Document Type





Virginia Institute of Marine Science

Journal Title

Ocean & Coastal Management

Pub Date

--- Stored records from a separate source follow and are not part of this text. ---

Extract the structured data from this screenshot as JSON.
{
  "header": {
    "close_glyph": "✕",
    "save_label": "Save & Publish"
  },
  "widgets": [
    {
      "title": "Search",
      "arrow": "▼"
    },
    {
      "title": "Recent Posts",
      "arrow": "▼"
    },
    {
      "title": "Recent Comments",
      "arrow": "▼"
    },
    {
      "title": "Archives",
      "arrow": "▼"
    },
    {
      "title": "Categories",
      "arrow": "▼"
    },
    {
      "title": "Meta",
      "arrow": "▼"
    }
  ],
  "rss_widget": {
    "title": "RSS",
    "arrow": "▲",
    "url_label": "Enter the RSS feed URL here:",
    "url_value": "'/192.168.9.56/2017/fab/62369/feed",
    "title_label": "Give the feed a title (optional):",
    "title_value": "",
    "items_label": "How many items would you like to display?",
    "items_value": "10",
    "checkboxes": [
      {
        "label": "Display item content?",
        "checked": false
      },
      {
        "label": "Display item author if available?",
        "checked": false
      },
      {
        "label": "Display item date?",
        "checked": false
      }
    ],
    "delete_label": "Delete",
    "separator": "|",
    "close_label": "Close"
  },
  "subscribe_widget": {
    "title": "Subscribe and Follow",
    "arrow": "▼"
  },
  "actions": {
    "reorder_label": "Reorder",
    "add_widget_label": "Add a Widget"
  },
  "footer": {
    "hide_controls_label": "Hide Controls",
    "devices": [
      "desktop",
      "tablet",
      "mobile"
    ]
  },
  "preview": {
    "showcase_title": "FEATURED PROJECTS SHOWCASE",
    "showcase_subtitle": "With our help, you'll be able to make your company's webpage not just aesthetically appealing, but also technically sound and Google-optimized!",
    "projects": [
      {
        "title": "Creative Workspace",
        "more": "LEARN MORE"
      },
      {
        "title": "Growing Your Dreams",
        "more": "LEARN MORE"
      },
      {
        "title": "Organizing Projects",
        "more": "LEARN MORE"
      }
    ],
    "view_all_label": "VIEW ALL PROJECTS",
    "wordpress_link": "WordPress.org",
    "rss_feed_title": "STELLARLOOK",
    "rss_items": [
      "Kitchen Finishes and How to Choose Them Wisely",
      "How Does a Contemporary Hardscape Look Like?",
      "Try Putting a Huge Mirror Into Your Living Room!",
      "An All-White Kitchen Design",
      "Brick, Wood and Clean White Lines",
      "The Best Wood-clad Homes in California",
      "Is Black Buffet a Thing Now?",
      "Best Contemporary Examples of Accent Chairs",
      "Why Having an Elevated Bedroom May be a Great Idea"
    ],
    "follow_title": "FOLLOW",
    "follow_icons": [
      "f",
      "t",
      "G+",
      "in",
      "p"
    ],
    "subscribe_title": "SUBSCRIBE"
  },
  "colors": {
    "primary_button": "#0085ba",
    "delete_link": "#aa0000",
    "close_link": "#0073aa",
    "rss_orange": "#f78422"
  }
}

Living shoreline marshes are coastal wetlands constructed as alternatives to “hardened shorelines” (e.g., bulkheads, riprap) to mitigate erosion and to allow for landward migration of intertidal habitat as sea level rises. Living shorelines are designed to mimic natural fringing marshes and over time should be sinks for carbon and other nutrients. We collected soil cores and aboveground plant material from 13 pairs of natural fringing marshes and living shoreline marshes of different ages and degree of isolation from more extensive marsh shorescapes to compare nutrient pools and accrual. Although the nutrient content of plants was similar within and between marsh types, soil nutrients were variable from both living shorelines aged 2–16 years and long-established natural marshes. Most—but not all—living shoreline marshes had lower soil organic content, higher bulk density, and lower soil % carbon, nitrogen and phosphorus than their natural marsh pair. Variation in soil nutrients from living shorelines was not strongly correlated with either marsh age or degree of isolation in the estuarine shorescape. Assuming constant accrual within individual marshes, we estimated soil nutrient levels in living shorelines would approach those observed in their paired, natural fringing marshes over timescales from less than 10 years to many decades. Living shoreline marshes are on trajectories to match natural marsh function with respect to carbon and nutrient storage in estuarine systems.